EXERCISE GOAL — Using the entries that follow, collect the lines where the word "icon" appears.

SUPPLIED INFORMATION —
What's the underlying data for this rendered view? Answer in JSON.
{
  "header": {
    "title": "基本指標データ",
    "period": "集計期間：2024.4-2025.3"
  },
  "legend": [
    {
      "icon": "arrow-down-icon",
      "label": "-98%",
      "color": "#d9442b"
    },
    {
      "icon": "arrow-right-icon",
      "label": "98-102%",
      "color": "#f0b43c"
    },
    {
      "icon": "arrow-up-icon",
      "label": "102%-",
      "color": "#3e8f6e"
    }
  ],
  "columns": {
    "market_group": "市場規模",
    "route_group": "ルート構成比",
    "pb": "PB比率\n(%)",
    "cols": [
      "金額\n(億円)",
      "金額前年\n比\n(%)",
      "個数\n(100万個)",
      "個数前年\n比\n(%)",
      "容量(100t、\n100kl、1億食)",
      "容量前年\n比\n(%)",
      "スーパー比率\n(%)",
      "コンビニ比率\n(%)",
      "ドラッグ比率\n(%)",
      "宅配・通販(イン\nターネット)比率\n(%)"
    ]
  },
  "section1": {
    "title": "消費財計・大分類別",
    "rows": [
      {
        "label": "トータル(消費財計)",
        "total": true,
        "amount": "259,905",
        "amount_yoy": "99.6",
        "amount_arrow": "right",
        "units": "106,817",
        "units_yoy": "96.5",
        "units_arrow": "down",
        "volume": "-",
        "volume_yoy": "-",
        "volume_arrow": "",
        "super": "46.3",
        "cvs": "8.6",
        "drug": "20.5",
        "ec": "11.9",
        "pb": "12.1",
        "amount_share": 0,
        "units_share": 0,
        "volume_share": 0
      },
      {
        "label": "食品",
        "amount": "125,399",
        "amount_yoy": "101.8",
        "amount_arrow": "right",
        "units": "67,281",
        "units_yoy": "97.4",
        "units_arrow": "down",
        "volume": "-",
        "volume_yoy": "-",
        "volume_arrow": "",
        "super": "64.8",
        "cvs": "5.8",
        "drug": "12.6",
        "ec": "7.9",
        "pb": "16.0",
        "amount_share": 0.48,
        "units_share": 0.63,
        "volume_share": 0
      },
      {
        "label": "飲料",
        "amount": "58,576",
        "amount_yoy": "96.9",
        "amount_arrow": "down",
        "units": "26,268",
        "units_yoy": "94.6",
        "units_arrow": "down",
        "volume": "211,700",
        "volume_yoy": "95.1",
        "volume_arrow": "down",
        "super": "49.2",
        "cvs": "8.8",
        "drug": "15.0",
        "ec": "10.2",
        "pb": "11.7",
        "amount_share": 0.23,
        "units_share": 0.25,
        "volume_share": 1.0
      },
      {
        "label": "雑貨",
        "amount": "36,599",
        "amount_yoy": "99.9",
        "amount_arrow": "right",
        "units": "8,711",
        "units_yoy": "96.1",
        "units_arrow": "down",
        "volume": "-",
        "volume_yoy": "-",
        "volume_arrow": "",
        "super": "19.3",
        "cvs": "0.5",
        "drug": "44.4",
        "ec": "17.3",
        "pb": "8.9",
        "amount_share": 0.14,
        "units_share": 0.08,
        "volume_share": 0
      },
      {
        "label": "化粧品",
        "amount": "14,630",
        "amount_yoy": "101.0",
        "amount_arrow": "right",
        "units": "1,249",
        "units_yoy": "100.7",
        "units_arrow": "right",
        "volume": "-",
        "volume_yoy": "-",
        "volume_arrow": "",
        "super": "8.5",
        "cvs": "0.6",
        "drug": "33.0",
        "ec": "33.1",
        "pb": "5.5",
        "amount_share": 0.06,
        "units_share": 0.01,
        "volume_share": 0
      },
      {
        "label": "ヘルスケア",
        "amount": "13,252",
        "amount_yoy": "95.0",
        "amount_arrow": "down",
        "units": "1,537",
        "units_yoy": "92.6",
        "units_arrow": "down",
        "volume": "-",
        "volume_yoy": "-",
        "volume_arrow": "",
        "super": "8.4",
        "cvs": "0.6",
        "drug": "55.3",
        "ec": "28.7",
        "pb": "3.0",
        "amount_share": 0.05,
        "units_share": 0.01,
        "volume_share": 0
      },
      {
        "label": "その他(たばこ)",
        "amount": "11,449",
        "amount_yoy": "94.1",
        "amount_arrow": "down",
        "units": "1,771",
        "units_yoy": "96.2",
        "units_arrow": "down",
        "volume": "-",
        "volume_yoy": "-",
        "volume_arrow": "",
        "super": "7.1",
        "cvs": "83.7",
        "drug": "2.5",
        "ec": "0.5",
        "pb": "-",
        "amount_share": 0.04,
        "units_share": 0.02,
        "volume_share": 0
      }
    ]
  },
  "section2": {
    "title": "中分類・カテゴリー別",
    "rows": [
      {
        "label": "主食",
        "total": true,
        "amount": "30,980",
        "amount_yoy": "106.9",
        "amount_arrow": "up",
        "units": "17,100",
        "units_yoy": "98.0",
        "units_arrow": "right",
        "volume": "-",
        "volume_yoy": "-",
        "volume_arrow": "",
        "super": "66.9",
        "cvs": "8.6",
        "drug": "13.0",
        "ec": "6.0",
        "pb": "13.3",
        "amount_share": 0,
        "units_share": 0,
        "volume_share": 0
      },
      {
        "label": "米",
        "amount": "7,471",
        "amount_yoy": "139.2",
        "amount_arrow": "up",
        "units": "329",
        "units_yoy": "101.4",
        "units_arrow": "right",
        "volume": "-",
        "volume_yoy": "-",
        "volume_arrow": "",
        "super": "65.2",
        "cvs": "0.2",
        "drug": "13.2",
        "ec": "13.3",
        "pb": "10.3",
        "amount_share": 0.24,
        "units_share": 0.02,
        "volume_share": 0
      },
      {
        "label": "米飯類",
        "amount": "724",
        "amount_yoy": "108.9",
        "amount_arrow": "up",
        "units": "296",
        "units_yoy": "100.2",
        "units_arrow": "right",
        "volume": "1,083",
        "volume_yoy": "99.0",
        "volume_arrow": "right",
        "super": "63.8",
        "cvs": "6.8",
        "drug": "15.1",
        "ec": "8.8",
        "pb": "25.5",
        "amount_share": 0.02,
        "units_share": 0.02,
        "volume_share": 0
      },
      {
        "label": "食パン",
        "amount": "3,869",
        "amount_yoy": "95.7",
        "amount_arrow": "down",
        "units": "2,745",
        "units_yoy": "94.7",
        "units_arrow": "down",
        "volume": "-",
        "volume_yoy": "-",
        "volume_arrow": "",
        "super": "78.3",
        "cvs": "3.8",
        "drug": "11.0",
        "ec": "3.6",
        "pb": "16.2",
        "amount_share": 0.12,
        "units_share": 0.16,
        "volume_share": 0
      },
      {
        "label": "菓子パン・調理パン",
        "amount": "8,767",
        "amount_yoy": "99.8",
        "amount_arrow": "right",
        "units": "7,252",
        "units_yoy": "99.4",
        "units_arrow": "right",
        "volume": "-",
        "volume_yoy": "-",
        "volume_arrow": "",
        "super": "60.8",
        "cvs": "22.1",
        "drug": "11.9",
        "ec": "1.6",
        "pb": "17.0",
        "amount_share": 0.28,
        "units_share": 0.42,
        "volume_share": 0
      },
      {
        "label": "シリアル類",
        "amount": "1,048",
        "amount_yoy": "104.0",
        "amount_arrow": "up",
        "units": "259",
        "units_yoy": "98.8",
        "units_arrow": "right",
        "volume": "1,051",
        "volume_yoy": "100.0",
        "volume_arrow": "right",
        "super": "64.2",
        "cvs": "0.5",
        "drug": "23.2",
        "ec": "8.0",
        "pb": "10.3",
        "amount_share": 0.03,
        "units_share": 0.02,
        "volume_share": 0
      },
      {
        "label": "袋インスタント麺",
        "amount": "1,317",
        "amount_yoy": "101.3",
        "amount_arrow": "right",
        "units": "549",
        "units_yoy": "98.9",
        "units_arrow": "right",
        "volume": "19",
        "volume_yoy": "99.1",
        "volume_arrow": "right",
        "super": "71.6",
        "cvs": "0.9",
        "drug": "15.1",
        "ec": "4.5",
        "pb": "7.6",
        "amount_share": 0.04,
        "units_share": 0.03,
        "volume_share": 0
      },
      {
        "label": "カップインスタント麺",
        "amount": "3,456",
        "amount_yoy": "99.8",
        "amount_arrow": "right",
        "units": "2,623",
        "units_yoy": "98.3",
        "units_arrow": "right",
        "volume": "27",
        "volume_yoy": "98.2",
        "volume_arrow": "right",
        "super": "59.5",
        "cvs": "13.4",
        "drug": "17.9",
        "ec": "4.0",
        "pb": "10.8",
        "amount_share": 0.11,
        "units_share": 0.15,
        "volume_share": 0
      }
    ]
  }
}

ANSWER AREA —
      "icon": "arrow-down-icon",
      "icon": "arrow-right-icon",
      "icon": "arrow-up-icon",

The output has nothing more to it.